- The CEO also said the airline is "well on the way" to raise the funds it needs to ensure its survival. The funds could come in the form of a government loan, more equity issuance or debt, he added.
AirAsia, one of the top budget airlines in Asia, is confident it can bounce back to a profitable position next year, even as the threat of a resurgence in coronavirus cases is weighing down the global aviation industry, Chief Executive Tony Fernandes said on Wednesday.
That target "sounds incredibly bullish, but I've been through many, many crises before," Fernandes told CNBC's "Street Signs Asia."
He explained that Asian authorities have become "much, much smarter" in the way they handle further outbreaks of the coronavirus disease, or Covid-19. That will help the region's aviation industry to recovery in a "much more sustainable" way, he said.

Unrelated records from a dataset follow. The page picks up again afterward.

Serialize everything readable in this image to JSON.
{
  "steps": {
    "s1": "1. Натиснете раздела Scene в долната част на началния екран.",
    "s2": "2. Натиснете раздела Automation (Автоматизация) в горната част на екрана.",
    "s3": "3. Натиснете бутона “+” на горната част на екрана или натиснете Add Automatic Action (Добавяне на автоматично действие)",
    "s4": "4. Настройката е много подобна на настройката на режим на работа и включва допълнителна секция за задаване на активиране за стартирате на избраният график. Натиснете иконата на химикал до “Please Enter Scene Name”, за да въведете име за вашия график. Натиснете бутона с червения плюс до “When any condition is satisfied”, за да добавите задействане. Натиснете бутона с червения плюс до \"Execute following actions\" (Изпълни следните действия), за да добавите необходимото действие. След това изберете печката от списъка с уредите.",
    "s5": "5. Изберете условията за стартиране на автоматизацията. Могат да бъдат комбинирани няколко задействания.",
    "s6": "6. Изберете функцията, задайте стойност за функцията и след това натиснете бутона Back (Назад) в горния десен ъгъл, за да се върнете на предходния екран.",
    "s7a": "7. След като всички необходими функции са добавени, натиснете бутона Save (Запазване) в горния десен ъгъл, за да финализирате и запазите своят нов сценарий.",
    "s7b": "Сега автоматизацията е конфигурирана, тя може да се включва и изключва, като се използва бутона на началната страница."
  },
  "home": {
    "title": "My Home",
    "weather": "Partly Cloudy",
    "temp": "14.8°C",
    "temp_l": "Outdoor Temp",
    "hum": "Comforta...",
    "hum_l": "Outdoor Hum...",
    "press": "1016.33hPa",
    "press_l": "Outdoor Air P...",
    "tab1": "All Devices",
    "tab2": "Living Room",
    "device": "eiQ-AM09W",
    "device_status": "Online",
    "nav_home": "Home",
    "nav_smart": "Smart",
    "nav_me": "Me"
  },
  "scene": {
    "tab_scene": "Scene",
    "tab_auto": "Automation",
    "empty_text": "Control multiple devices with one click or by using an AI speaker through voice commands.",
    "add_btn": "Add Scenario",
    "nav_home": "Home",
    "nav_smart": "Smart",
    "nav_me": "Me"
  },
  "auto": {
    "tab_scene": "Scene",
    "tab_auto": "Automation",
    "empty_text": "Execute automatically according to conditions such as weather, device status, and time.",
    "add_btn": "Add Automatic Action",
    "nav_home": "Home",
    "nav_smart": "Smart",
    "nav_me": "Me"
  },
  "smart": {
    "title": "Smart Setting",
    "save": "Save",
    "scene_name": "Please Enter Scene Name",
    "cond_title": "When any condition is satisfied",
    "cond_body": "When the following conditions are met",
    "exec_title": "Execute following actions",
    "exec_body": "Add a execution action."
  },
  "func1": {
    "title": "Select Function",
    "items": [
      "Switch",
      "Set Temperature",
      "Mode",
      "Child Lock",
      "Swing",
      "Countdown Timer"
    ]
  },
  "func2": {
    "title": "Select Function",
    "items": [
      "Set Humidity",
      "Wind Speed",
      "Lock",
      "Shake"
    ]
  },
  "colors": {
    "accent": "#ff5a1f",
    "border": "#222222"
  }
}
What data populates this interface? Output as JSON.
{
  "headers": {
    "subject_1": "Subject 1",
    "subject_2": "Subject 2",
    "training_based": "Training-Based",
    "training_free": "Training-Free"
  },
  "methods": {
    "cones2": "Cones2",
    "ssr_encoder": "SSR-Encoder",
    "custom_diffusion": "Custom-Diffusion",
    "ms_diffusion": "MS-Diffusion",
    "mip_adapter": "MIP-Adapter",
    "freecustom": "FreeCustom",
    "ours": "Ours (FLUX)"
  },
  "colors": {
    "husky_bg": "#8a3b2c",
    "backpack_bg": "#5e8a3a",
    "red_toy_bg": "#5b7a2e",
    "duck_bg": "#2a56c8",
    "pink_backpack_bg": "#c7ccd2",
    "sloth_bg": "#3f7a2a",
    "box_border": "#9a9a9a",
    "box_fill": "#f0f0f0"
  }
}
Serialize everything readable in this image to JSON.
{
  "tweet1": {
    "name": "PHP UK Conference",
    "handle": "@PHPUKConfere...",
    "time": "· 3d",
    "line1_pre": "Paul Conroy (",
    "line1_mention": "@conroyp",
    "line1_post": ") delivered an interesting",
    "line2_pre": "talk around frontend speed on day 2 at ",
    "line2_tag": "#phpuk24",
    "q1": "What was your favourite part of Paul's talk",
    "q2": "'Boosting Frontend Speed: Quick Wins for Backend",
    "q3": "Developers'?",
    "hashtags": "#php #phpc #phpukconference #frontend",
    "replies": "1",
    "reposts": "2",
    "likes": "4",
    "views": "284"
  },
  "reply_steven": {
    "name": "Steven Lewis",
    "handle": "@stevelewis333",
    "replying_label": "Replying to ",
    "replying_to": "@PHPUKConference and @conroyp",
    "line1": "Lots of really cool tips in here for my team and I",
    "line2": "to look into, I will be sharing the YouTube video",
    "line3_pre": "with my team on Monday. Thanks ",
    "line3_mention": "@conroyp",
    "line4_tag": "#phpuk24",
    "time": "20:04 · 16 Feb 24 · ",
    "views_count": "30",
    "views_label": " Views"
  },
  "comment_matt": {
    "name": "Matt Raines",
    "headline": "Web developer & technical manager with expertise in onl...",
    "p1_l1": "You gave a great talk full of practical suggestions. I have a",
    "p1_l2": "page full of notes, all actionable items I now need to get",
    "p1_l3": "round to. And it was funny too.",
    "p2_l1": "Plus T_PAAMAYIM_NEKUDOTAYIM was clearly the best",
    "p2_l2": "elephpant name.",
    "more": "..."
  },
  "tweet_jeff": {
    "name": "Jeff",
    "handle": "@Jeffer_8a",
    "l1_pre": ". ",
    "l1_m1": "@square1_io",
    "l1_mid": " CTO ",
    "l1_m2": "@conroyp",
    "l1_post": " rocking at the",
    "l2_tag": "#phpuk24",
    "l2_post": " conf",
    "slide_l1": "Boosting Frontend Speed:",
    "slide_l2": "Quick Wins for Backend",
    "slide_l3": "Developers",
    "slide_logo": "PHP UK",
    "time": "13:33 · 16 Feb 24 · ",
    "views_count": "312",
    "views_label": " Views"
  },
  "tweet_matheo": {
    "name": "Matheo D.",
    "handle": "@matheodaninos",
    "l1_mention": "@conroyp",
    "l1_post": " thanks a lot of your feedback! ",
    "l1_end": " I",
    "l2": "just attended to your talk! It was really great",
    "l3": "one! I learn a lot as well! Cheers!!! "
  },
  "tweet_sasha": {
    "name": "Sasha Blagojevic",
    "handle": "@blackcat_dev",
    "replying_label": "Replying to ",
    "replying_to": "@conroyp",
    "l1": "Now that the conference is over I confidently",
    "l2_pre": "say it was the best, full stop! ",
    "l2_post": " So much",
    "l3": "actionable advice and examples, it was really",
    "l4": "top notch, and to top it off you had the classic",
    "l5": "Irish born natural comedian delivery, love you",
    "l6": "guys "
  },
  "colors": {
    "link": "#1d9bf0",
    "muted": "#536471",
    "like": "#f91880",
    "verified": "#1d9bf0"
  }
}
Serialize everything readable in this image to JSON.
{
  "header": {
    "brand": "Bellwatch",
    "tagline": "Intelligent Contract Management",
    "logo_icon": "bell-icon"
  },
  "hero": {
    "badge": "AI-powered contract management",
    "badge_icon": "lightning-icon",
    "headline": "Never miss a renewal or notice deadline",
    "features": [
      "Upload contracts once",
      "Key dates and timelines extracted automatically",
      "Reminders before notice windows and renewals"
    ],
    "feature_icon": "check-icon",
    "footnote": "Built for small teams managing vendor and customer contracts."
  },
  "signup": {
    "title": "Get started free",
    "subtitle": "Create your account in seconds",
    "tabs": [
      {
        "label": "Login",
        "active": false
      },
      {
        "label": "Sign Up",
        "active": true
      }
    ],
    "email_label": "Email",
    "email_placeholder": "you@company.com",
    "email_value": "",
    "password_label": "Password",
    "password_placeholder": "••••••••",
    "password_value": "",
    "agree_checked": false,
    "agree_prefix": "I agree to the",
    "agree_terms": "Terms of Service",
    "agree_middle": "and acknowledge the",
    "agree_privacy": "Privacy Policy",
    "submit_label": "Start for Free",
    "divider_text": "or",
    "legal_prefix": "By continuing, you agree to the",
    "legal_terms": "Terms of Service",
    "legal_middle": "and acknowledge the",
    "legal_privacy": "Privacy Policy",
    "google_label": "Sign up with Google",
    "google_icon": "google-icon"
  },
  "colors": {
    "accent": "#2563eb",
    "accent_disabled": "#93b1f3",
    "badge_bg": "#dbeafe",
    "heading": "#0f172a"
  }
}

"I think that's giving me a lot of confidence in some of my bullish statements," he added.
Measures to contain the spread of the virus — which include border closures and movement restrictions — brought demand for air travel to a sudden halt. Airlines around the world were left struggling financially, with many having to cut jobs and turn to government aid to stay afloat.
Malaysia-based AirAsia is no different. The low-cost carrier earlier this month reported a net loss of 803.8 million Malaysian ringgit ($188.4 million) in the quarter ended March 30. That was the airline's largest first-quarter loss since it listed on the Malaysian stock exchange in November 2004, reported Reuters, citing Refinitiv data.
Last week, auditors EY issued an audit opinion that cast doubt on AirAsia's future given the slump in air travel on the back of the pandemic. The company's shares plunged 17.5% after the release of the audit opinion.
Fernandes told CNBC the auditors gave "a very fair view" but reiterated that the airline is "well on the way" to raise the funds it needs to ensure its survival. He added that the funds could come in the form of a government loan, more equity issuance or debt.
The amount the company is looking to raise is "a moving target," he said, adding that he'll "be very comfortable with a billion" ringgit ($234.4 million) and "super, super comfortable with 2 billion ringgit ($468.9 million)."
The CEO also said as the airline resumes some of its flights, margins could be better compared to the pre-pandemic period. AirAsia has resumed around 50% of domestic flights in Malaysia and could soon restart flying to neighboring Singapore as both governments plan to allow travel between the two countries, according to Fernandes.
"Capacity is going to be reduced, fares are going to go up," he said. "In some ways, margins will be much better than pre-Covid. While capacity may take awhile to go back to pre-Covid, it's going to be much more profitable capacity."